Brief: With the exception of the pictures, write out the data below precisely.

[Materials provided — start]

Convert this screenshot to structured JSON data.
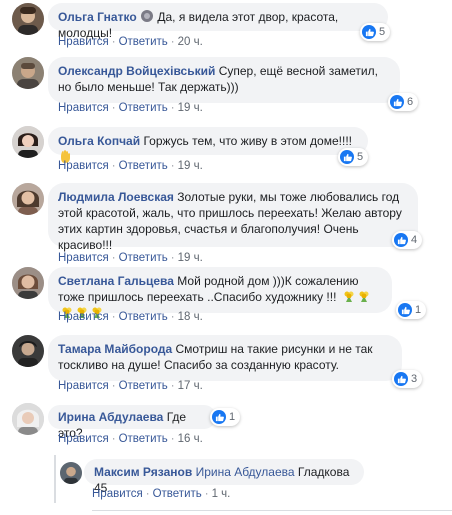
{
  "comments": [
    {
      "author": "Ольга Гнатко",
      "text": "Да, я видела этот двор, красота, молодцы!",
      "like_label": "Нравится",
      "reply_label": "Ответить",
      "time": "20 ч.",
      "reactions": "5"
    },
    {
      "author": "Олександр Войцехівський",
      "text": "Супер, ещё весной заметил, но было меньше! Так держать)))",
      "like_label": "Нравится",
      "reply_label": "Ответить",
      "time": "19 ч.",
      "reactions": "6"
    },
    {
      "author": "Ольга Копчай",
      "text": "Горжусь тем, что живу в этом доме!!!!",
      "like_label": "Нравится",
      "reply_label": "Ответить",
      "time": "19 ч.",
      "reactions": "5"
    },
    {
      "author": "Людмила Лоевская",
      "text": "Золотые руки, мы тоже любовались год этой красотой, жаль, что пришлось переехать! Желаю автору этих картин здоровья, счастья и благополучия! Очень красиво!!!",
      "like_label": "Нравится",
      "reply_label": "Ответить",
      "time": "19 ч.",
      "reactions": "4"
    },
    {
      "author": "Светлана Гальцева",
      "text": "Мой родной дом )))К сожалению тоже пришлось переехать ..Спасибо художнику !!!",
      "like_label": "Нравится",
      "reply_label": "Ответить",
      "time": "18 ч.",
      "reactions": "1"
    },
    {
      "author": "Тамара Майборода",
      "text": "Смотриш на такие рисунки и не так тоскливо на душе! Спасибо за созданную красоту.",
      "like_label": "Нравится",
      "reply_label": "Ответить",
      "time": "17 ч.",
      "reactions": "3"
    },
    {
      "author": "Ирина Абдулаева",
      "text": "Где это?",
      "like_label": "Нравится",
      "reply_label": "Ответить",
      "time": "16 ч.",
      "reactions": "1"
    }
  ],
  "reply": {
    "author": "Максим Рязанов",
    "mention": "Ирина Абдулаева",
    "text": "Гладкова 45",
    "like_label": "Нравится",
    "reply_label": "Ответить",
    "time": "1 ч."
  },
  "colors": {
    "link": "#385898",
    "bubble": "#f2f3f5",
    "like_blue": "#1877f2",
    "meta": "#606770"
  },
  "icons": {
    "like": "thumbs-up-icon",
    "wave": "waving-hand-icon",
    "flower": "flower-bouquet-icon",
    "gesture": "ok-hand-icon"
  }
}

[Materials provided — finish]

Task output:
Convert this screenshot to structured JSON data.
{
  "comments": [
    {
      "author": "Ольга Гнатко",
      "text": "Да, я видела этот двор, красота, молодцы!",
      "like_label": "Нравится",
      "reply_label": "Ответить",
      "time": "20 ч.",
      "reactions": "5"
    },
    {
      "author": "Олександр Войцехівський",
      "text": "Супер, ещё весной заметил, но было меньше! Так держать)))",
      "like_label": "Нравится",
      "reply_label": "Ответить",
      "time": "19 ч.",
      "reactions": "6"
    },
    {
      "author": "Ольга Копчай",
      "text": "Горжусь тем, что живу в этом доме!!!!",
      "like_label": "Нравится",
      "reply_label": "Ответить",
      "time": "19 ч.",
      "reactions": "5"
    },
    {
      "author": "Людмила Лоевская",
      "text": "Золотые руки, мы тоже любовались год этой красотой, жаль, что пришлось переехать! Желаю автору этих картин здоровья, счастья и благополучия! Очень красиво!!!",
      "like_label": "Нравится",
      "reply_label": "Ответить",
      "time": "19 ч.",
      "reactions": "4"
    },
    {
      "author": "Светлана Гальцева",
      "text": "Мой родной дом )))К сожалению тоже пришлось переехать ..Спасибо художнику !!!",
      "like_label": "Нравится",
      "reply_label": "Ответить",
      "time": "18 ч.",
      "reactions": "1"
    },
    {
      "author": "Тамара Майборода",
      "text": "Смотриш на такие рисунки и не так тоскливо на душе! Спасибо за созданную красоту.",
      "like_label": "Нравится",
      "reply_label": "Ответить",
      "time": "17 ч.",
      "reactions": "3"
    },
    {
      "author": "Ирина Абдулаева",
      "text": "Где это?",
      "like_label": "Нравится",
      "reply_label": "Ответить",
      "time": "16 ч.",
      "reactions": "1"
    }
  ],
  "reply": {
    "author": "Максим Рязанов",
    "mention": "Ирина Абдулаева",
    "text": "Гладкова 45",
    "like_label": "Нравится",
    "reply_label": "Ответить",
    "time": "1 ч."
  },
  "colors": {
    "link": "#385898",
    "bubble": "#f2f3f5",
    "like_blue": "#1877f2",
    "meta": "#606770"
  },
  "icons": {
    "like": "thumbs-up-icon",
    "wave": "waving-hand-icon",
    "flower": "flower-bouquet-icon",
    "gesture": "ok-hand-icon"
  }
}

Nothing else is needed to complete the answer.